■ **TASK OBJECTIVE**:
From the line that contains "Give me the" through the closing line of the entries, write out each line exactly; pictures stay out.

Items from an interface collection
[Start of Attachment]
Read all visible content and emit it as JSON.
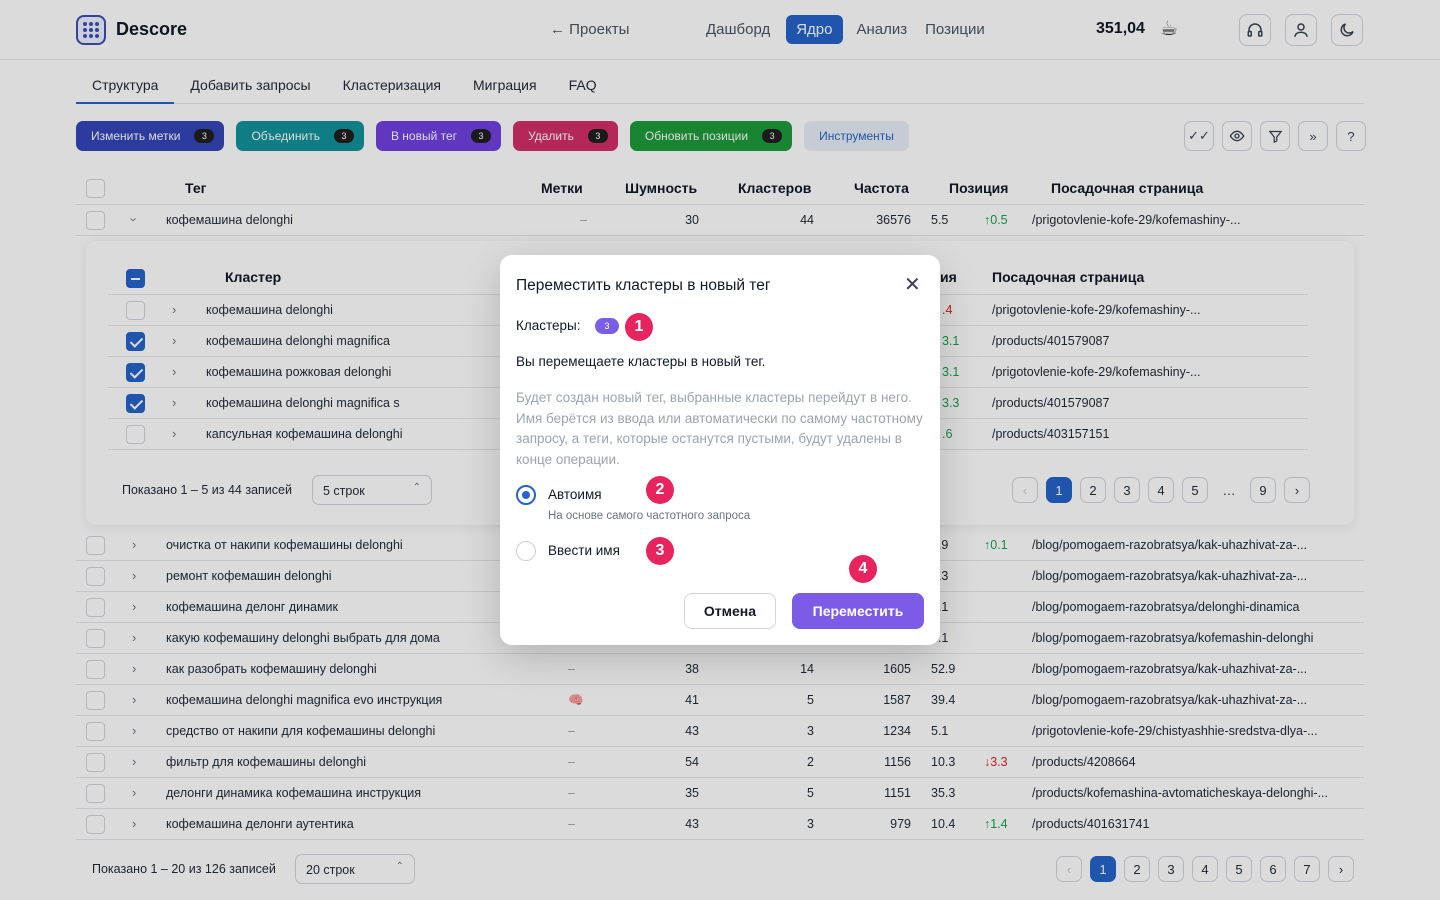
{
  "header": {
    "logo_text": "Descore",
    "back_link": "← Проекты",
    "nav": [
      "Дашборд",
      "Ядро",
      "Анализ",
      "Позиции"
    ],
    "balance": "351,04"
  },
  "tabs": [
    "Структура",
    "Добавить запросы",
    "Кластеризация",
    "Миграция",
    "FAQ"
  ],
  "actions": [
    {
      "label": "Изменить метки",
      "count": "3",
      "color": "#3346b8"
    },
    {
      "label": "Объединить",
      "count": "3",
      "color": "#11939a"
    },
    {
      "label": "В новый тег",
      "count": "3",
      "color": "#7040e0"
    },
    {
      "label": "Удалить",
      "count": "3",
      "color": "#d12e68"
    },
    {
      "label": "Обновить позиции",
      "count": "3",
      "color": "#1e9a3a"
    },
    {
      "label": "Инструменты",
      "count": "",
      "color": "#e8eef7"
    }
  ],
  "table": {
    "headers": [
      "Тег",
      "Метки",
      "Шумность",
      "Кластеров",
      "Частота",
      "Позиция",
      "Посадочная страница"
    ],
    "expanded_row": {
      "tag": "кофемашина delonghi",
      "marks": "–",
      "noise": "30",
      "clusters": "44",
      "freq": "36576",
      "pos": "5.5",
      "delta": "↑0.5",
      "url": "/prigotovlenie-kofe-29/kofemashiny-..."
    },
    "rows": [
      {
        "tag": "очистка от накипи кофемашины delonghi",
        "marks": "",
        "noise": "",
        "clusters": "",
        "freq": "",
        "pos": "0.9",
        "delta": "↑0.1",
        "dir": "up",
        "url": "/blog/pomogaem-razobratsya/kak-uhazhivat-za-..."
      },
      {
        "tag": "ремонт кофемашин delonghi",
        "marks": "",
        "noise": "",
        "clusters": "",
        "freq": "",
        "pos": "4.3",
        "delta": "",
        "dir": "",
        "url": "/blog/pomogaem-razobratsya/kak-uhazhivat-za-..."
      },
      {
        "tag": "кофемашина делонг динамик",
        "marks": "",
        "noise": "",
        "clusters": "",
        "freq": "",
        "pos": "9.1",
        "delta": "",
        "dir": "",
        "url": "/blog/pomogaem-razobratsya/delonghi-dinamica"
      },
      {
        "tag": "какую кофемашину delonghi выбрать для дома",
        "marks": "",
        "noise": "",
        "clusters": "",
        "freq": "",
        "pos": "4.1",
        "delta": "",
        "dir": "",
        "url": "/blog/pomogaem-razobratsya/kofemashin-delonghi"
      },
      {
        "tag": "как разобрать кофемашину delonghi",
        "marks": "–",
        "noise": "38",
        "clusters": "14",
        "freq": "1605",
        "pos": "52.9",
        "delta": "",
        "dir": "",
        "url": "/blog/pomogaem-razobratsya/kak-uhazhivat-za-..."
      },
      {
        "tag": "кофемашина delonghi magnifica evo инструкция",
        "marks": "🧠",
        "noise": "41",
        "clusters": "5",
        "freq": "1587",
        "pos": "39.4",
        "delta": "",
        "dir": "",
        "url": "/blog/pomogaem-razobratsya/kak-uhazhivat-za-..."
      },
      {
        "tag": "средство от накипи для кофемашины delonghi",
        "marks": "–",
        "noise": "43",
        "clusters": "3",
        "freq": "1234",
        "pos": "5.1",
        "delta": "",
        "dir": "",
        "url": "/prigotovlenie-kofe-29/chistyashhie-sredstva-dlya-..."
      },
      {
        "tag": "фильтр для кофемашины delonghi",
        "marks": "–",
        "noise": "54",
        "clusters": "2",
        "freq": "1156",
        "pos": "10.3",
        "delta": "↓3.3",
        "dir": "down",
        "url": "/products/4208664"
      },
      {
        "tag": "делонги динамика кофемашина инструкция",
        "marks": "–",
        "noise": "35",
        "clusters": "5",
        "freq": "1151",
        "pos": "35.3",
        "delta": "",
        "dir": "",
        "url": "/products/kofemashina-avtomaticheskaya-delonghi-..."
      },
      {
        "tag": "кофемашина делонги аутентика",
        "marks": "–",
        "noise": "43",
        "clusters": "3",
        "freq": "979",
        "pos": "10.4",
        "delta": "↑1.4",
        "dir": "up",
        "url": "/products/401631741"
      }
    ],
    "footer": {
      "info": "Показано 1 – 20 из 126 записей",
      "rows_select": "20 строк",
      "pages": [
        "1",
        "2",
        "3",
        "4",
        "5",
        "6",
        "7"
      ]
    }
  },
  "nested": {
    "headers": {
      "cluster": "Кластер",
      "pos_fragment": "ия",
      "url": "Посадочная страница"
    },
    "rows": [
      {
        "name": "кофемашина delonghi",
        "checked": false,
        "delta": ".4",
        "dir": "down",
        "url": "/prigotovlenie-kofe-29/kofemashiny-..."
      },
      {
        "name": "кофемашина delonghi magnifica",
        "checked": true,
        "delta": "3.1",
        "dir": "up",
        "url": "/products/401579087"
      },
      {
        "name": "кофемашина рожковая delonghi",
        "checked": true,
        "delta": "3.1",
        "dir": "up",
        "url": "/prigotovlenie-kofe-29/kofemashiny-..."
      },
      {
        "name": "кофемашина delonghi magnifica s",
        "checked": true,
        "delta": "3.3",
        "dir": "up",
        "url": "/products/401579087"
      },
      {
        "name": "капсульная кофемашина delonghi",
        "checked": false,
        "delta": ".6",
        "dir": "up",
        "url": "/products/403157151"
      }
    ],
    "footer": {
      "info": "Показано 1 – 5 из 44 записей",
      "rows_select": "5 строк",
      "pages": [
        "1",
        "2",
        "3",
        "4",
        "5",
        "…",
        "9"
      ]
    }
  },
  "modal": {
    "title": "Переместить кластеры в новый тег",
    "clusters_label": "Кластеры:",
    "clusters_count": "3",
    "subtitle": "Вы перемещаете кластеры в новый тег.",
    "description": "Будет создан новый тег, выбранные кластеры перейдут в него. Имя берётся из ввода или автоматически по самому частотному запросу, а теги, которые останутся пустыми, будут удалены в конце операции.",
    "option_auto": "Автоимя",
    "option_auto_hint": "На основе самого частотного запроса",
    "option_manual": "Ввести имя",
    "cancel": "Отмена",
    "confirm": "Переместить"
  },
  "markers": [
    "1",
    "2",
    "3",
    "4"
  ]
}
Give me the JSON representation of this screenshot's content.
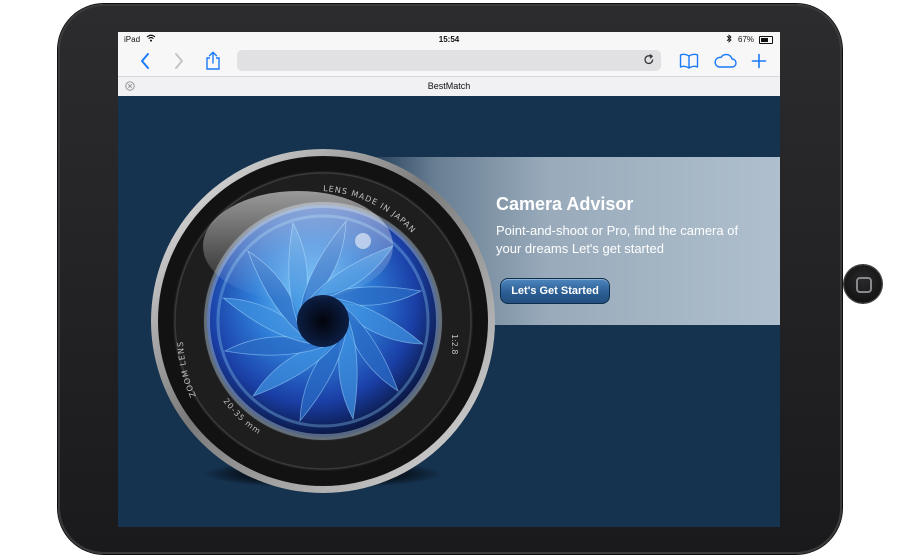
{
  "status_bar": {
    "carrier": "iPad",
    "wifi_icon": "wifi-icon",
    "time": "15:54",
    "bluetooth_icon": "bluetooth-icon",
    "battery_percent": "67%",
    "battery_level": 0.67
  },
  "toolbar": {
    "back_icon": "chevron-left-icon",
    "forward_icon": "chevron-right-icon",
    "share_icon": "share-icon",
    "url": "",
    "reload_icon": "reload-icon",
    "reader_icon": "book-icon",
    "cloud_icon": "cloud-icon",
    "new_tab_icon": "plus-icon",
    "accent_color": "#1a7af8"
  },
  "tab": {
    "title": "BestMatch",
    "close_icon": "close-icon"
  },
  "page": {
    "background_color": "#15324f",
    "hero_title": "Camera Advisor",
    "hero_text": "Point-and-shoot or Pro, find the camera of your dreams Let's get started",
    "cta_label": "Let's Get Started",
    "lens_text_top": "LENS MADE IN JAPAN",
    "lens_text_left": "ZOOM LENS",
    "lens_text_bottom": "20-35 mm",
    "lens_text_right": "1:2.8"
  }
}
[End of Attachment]
■ **ANSWER TO THIS PROBLEM**:
Give me the JSON representation of this screenshot's content.
{
  "status_bar": {
    "carrier": "iPad",
    "wifi_icon": "wifi-icon",
    "time": "15:54",
    "bluetooth_icon": "bluetooth-icon",
    "battery_percent": "67%",
    "battery_level": 0.67
  },
  "toolbar": {
    "back_icon": "chevron-left-icon",
    "forward_icon": "chevron-right-icon",
    "share_icon": "share-icon",
    "url": "",
    "reload_icon": "reload-icon",
    "reader_icon": "book-icon",
    "cloud_icon": "cloud-icon",
    "new_tab_icon": "plus-icon",
    "accent_color": "#1a7af8"
  },
  "tab": {
    "title": "BestMatch",
    "close_icon": "close-icon"
  },
  "page": {
    "background_color": "#15324f",
    "hero_title": "Camera Advisor",
    "hero_text": "Point-and-shoot or Pro, find the camera of your dreams Let's get started",
    "cta_label": "Let's Get Started",
    "lens_text_top": "LENS MADE IN JAPAN",
    "lens_text_left": "ZOOM LENS",
    "lens_text_bottom": "20-35 mm",
    "lens_text_right": "1:2.8"
  }
}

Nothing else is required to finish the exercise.